The New Spanish Table
Serves 4 to 6
1 small onion
3 medium-size garlic cloves, peeled
3 fresh flat-leaf parsley sprigs, plus 1/4 cup chopped parsley
1 bay leaf
1 cup green or brown lentils (see Note)
Extra-virgin olive oil
1/2 pound sweet Spanish-style chorizo sausage, diced medium-fine
2 ounces thinly sliced serrano ham or proscuitto
2 tablespoon sherry vinegar, preferably aged (we, of course, used more)
1 tablespoon best-quality red wine vinegar
1 tablespoon chicken stock or broth, or water
1 teaspoon honey
Coarse salt (kosher or sea) and freshly ground black pepper
3 medium-size firm tomatoes, peeled, seeded and chopped
1/4 cup finely slices scallions, both white and green parts
1. Place the onion, garlic, parsley sprigs, and bay leaf in a double layer of cheesecloth and tie it shut.
2. Place the lentils in a medium-size saucepan and add enough cold water to cover them by 3 inches. Bring to a boil over high heat. Skim the foam off thoroughly, add the cheesecloth bag, and reduce the heat to medium low. Simmer until the lentils are tender, 15 to 18 minutes. Drain the lentils. (If you are making the lentils ahead, toss them with a little olive oil. They will keep for up to 2 days, covered, in the refrigerator. Let them come to room temperature before continuing with the recipe.)
3. Heat 1 tablespoon olive oil in medium-size skillet over medium-high heat. Add the chorizo and cook, stirring, until nicely browned and beginning to crisp, about 5 minutes. Using a slotted spoon, transfer the chorizo to paper towels to drain and keep warm.
4. Pour olive oil to a depth of 1/2 inch in a small skillet and heat over medium heat until almost smoking. Add the ham slices, one at a time, and cook until shriveled and crisp about 30 seconds, transferring the cooked slices to paper towels to drain. (Deb warning: This step made our apartment very smoky. Proceed with caution. If you really want to skip this, you could crisp it in the oven instead, on parchment-lined baking sheets.)
5. Place 3 tablespoons olive oil, the sherry vinegar, red wine vinegar, chicken stock, and honey in a small microwave-safe bowl and stir to mix. Microwave on high power for 30 seconds, then season the vinaigrette with salt and pepper to taste.
6. Place the drained lentils, chorizo, tomatoes, chopped parsley, scallions and warm vinaigrette in a large bowl and toss to mix.

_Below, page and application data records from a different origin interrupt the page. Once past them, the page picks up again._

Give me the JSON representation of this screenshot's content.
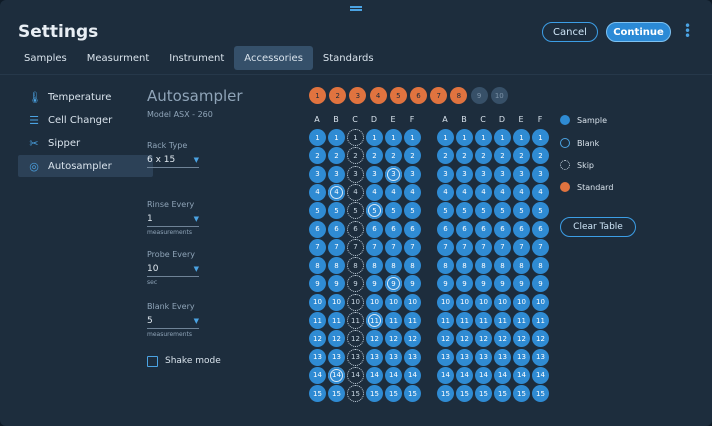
{
  "header": {
    "title": "Settings",
    "cancel_label": "Cancel",
    "continue_label": "Continue"
  },
  "tabs": [
    {
      "label": "Samples",
      "active": false
    },
    {
      "label": "Measurment",
      "active": false
    },
    {
      "label": "Instrument",
      "active": false
    },
    {
      "label": "Accessories",
      "active": true
    },
    {
      "label": "Standards",
      "active": false
    }
  ],
  "sidebar": {
    "items": [
      {
        "label": "Temperature",
        "icon": "thermometer-icon",
        "active": false
      },
      {
        "label": "Cell Changer",
        "icon": "cell-changer-icon",
        "active": false
      },
      {
        "label": "Sipper",
        "icon": "sipper-icon",
        "active": false
      },
      {
        "label": "Autosampler",
        "icon": "autosampler-icon",
        "active": true
      }
    ]
  },
  "panel": {
    "title": "Autosampler",
    "model": "Model ASX - 260",
    "rack_type": {
      "label": "Rack Type",
      "value": "6 x 15"
    },
    "rinse_every": {
      "label": "Rinse Every",
      "value": "1",
      "unit": "measurements"
    },
    "probe_every": {
      "label": "Probe Every",
      "value": "10",
      "unit": "sec"
    },
    "blank_every": {
      "label": "Blank Every",
      "value": "5",
      "unit": "measurements"
    },
    "shake_mode": {
      "label": "Shake mode",
      "checked": false
    }
  },
  "standards": {
    "labels": [
      "1",
      "2",
      "3",
      "4",
      "5",
      "6",
      "7",
      "8",
      "9",
      "10"
    ],
    "active_count": 8
  },
  "racks": {
    "columns": [
      "A",
      "B",
      "C",
      "D",
      "E",
      "F"
    ],
    "rows": [
      "1",
      "2",
      "3",
      "4",
      "5",
      "6",
      "7",
      "8",
      "9",
      "10",
      "11",
      "12",
      "13",
      "14",
      "15"
    ],
    "left_blanks": [
      "3-E",
      "4-B",
      "5-D",
      "9-E",
      "11-D",
      "14-B"
    ]
  },
  "legend": {
    "sample": "Sample",
    "blank": "Blank",
    "skip": "Skip",
    "standard": "Standard"
  },
  "clear_table_label": "Clear Table",
  "colors": {
    "background": "#1d2d3d",
    "accent": "#2f8bd3",
    "standard": "#e0733f"
  }
}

Crumble the crisp ham slices into medium-size pieces, toss some with the salad, scatter rest on top, and serve.
Note: If you are using Spanish pardinas, they will need to soak overnight before being cooked. Goya brand pardinas do not need to be soaked, despite what it says on the package.